How involved do you want to be? Some clients want to be in on every decision; others say, "Call me
when it's finished." Be up front with the interior designer. If you want to do some of the work
yourself, tell him or her before the job begins. Be clear about who will make the final decision,
and have those people in on the design process from the beginning. MOST IMPORTANT: HAVE FUN!
ENJOY THE EXPERIENCE! Look at the big picture. Let your interior designer worry about the
detailthat's what we are trained for.
What if I don't like the things the interior designer shows me?
You and your interior designer should work as a team. It is important for the designer to design
for you and your residence. Each home must reflect the lifestyle and feeling of the
people who live there. Don't be afraid to speak up and explain what you like and don't like
to the interior designer. Design is never a straight line. It is always a process and may zig-zag
on its way to the final plan. Be flexible, be open, and enjoy the process.
When working with an interior designer, can I bring in another designer to do the lighting,
accessories, or artwork?
In addition to working with architects and contractors, interior designers often work with
specialized designers such as lighting designers, certified kitchen and bath designers, and art
consultants. If you would like to have a specialized designer as part of the team, inform the
interior designer at the beginning of the job so he or she does not include that part in the
letter of agreement. On large projects, the interior designer will often suggest including a
What are some speciality rooms that professionally trained interior designers are qualified
Professionally trained interior designers are trained to design kitchens, bathrooms, home
offices, and closets, in addition to all other spaces in the house. Additionally, many interior
designers have experience in designing for the elderly, handicapped, and children.
Ellen Cantor: Interior Design is a
full-service interior design firm in Southern California committed to creating individualized and
functional designs to meet the lifestyles of clients' families. Founded by Ellen Cantor, ASID, CID,
in 1982, the firm has a simple client philosophy: an unwavering dedication to open communication,
reliable service, and to building a collaborative design partnership with all its clients. Ellen is

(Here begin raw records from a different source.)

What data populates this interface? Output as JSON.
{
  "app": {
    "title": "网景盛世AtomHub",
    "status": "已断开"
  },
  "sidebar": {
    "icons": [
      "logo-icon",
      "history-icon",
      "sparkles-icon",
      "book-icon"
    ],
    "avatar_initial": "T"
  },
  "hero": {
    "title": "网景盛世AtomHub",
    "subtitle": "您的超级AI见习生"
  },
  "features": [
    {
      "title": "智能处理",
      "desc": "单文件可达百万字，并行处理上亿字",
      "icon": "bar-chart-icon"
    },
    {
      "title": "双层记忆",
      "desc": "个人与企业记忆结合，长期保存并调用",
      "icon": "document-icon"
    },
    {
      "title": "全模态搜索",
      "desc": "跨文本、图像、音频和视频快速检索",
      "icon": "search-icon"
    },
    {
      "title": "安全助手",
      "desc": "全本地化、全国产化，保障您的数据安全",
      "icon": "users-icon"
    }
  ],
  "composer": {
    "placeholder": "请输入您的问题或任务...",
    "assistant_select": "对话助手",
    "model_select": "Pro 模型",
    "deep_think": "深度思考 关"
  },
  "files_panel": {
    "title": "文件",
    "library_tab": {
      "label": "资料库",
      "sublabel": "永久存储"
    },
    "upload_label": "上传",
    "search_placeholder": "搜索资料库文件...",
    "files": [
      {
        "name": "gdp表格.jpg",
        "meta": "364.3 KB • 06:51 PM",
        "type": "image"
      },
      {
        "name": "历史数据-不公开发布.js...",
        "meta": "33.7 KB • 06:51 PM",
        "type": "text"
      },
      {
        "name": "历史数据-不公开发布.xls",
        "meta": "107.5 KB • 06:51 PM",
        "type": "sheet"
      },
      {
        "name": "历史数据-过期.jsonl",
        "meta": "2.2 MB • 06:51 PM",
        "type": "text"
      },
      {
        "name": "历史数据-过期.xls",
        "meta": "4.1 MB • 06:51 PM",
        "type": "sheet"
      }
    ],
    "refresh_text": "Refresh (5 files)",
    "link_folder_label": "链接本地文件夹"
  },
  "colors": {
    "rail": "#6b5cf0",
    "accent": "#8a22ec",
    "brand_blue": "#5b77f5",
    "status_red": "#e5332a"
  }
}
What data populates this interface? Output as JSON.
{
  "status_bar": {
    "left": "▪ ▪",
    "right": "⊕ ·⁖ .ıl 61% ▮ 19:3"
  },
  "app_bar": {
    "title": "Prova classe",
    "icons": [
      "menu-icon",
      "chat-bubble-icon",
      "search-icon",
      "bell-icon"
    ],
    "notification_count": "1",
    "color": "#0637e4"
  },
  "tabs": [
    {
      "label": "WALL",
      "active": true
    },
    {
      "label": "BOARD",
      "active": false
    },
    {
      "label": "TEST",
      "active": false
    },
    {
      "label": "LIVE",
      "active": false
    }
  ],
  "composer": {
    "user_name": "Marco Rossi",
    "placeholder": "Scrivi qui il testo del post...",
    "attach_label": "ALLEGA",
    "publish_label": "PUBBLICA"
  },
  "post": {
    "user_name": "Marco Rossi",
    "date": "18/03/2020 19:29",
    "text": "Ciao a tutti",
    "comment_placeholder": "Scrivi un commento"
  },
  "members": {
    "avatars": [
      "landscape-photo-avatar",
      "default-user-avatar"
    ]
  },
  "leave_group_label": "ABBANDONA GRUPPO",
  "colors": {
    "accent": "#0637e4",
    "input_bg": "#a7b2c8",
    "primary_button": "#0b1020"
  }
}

personally involved with every phase of the design process, from needs assessment through
installation. You can visit her website at
More Articles by Ellen Cantor
Back to Main Page
Email this page to a friend